Of the Rizzo slide into Diaz, Cubs manager Joe Maddon blamed Diaz for, among other things, not moving quickly enough and not having an internal clock.

That didn't seem to have been lost on Musgrove.

"You talk about an internal clock. (Baez) saw me coming," Musgrove said. "I was right in front of him. If he wanted to get out of the way, he should have. I wasn't trying to hurt him by any means. I was just going hard, like their guy did. So he should have got out of the way, I guess."

Players and managers on both sides said the on-field talking was at a minimum and that the physical contact was virtually nonexistent. They came out onto the field, many said, because they had to in a show of support for teammates.

"Loved it, thought it was rather humorous," Maddon said. "Because there was nothing going on. Absolutely a nondescript nothing."

Chris Adamski is a Tribune-Review staff writer. Reach him at or via Twitter @C_AdamskiTrib.

TribLIVE commenting policy

You are solely responsible for your comments and by using you agree to our Terms of Service.

We moderate comments. Our goal is to provide substantive commentary for a general readership. By screening submissions, we provide a space where readers can share intelligent and informed commentary that enhances the quality of our news and information.

While most comments will be posted if they are on-topic and not abusive, moderating decisions are subjective. We will make them as carefully and consistently as we can. Because of the volume of reader comments, we cannot review individual moderation decisions with readers.

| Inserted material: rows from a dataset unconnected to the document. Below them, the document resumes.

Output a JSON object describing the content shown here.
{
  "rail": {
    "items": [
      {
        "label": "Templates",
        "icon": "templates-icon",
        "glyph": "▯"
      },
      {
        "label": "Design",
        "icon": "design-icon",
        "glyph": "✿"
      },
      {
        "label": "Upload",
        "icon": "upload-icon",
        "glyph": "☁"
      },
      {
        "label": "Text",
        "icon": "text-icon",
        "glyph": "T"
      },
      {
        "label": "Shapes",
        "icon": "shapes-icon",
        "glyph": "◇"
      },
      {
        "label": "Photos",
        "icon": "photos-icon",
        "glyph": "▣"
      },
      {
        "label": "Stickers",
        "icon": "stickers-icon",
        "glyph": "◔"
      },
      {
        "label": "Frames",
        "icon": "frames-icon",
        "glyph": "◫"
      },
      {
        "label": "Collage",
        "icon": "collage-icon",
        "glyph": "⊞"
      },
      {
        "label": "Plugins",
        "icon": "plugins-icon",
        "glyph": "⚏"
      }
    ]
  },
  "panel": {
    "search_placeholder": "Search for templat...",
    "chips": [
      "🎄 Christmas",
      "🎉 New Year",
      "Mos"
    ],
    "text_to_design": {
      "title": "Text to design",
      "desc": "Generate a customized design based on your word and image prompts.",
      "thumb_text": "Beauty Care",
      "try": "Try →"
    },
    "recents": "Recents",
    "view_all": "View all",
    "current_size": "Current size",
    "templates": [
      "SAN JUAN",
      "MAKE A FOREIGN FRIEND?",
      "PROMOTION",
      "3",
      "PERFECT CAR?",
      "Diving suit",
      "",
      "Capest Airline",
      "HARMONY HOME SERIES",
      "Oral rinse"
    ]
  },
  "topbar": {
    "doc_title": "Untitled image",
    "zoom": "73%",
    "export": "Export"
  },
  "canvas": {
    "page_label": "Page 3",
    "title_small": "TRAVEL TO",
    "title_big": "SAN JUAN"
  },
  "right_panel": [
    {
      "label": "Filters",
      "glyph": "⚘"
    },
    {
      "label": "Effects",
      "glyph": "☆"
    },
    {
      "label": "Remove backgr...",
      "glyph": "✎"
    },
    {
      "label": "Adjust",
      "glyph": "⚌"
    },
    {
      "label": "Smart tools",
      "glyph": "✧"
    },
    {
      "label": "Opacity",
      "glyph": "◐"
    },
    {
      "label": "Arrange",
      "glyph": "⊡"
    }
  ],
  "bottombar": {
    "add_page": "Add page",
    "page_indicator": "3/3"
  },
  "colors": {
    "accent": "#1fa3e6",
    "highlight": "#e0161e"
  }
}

We value thoughtful comments representing a range of views that make their point quickly and politely. We make an effort to protect discussions from repeated comments either by the same reader or different readers

We follow the same standards for taste as the daily newspaper. A few things we won't tolerate: personal attacks, obscenity, vulgarity, profanity (including expletives and letters followed by dashes), commercial promotion, impersonations, incoherence, proselytizing and SHOUTING. Don't include URLs to Web sites.

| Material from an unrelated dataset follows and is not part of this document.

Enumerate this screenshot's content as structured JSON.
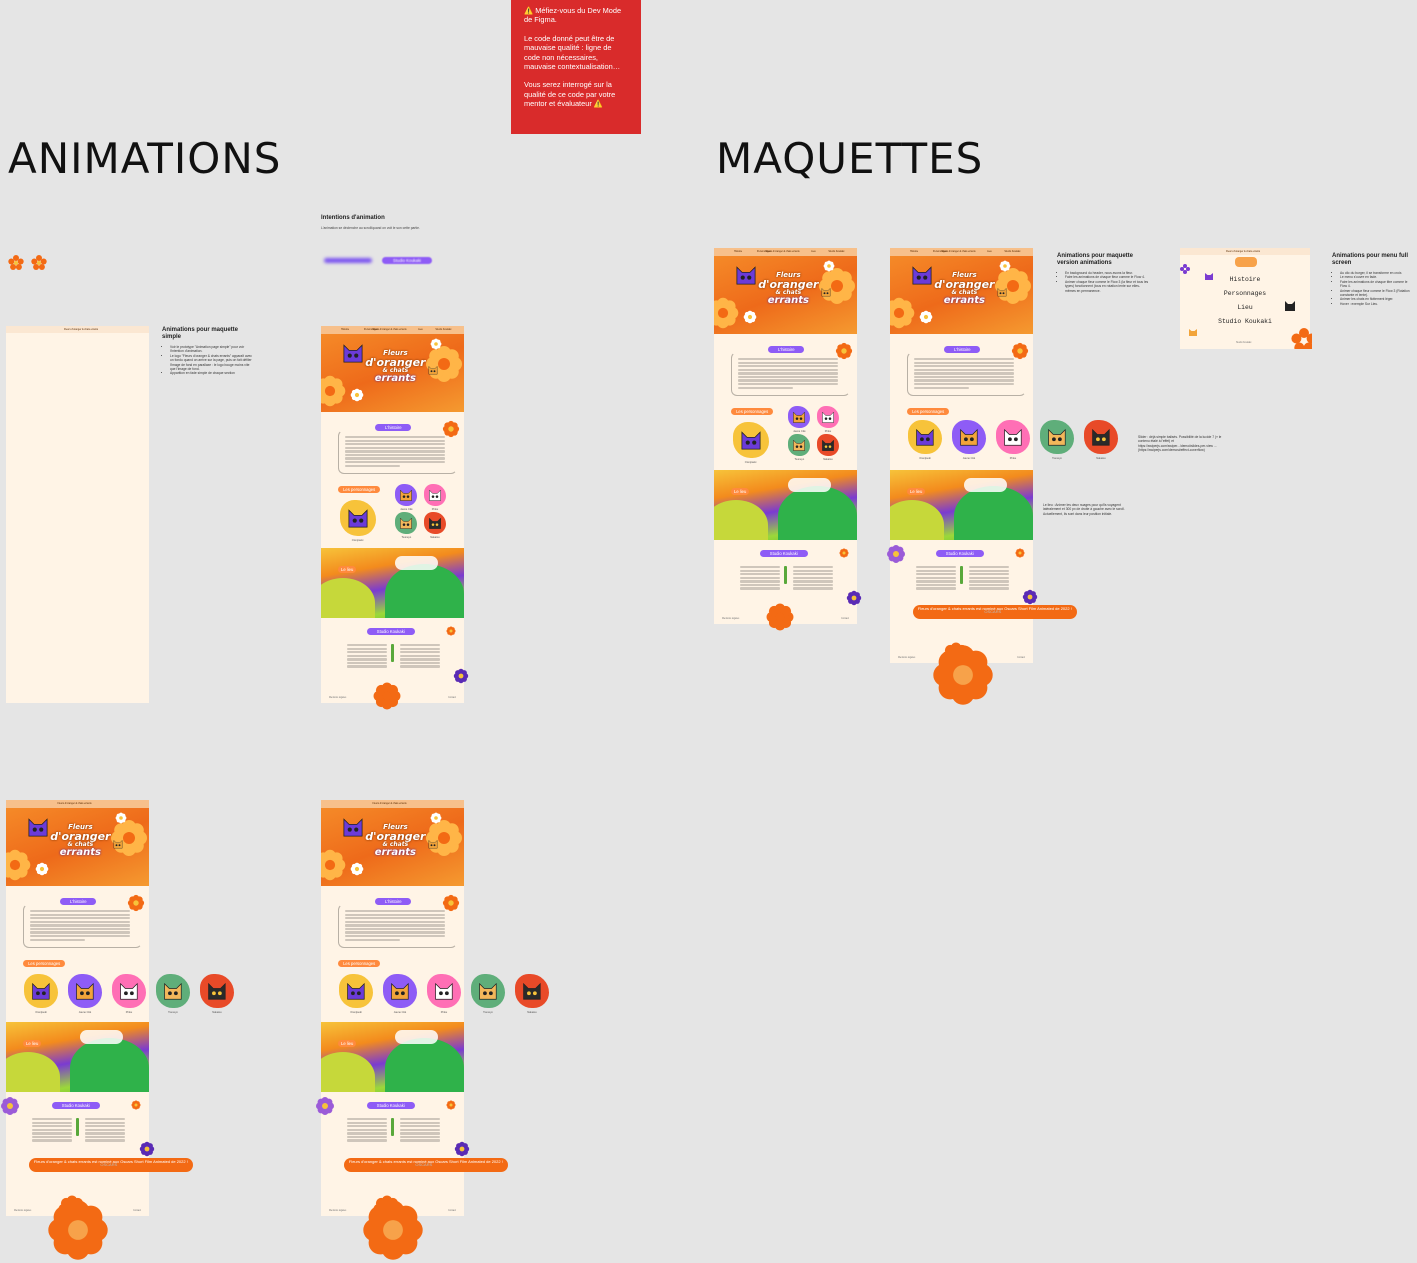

We do not edit comments. They are either approved or deleted. We reserve the right to edit a comment that is quoted or excerpted in an article. In this case, we may fix spelling and punctuation.

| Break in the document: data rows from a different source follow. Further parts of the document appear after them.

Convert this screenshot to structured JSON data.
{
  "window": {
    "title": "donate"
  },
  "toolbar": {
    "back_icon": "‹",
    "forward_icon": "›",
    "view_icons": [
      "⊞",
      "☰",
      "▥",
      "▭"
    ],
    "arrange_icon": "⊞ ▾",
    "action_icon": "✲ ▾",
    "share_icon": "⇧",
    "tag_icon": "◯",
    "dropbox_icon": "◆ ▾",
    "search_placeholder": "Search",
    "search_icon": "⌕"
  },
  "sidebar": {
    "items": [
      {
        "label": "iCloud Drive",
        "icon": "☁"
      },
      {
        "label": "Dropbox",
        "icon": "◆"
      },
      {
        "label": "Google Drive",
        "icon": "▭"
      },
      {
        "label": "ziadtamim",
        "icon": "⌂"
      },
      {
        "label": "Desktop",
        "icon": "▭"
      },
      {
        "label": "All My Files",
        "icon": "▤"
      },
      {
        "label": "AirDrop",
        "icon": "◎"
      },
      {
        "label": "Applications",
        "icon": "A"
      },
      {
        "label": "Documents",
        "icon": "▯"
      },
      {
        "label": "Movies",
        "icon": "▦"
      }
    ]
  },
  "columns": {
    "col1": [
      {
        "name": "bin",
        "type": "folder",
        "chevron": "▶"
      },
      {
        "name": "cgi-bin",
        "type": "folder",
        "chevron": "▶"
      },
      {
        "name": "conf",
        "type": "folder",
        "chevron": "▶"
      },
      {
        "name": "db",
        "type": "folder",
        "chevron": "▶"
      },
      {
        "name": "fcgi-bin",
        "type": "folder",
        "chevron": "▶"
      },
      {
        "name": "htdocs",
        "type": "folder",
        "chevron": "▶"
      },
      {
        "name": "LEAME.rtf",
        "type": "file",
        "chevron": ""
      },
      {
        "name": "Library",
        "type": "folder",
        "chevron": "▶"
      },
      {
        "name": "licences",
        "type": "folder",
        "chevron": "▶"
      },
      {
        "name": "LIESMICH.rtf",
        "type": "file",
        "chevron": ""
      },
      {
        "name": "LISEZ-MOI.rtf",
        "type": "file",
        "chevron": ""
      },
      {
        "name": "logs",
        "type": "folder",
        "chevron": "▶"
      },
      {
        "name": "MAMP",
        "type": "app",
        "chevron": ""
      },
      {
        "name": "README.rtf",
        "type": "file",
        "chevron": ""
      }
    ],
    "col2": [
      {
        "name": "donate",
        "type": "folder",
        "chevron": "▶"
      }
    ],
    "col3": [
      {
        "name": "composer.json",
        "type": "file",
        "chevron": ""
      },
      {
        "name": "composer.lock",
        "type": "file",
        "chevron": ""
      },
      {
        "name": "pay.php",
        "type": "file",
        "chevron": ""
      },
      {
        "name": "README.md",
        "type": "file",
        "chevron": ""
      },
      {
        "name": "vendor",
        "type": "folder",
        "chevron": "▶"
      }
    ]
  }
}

We welcome strong opinions and criticism of our work, but we don't want comments to become bogged down with discussions of our policies and we will moderate accordingly.

We appreciate it when readers and people quoted in articles or blog posts point out errors of fact or emphasis and will investigate all assertions. But these suggestions should be sent via e-mail. To avoid distracting other readers, we won't publish comments that suggest a correction. Instead, corrections will be made in a blog post or in an article.

click me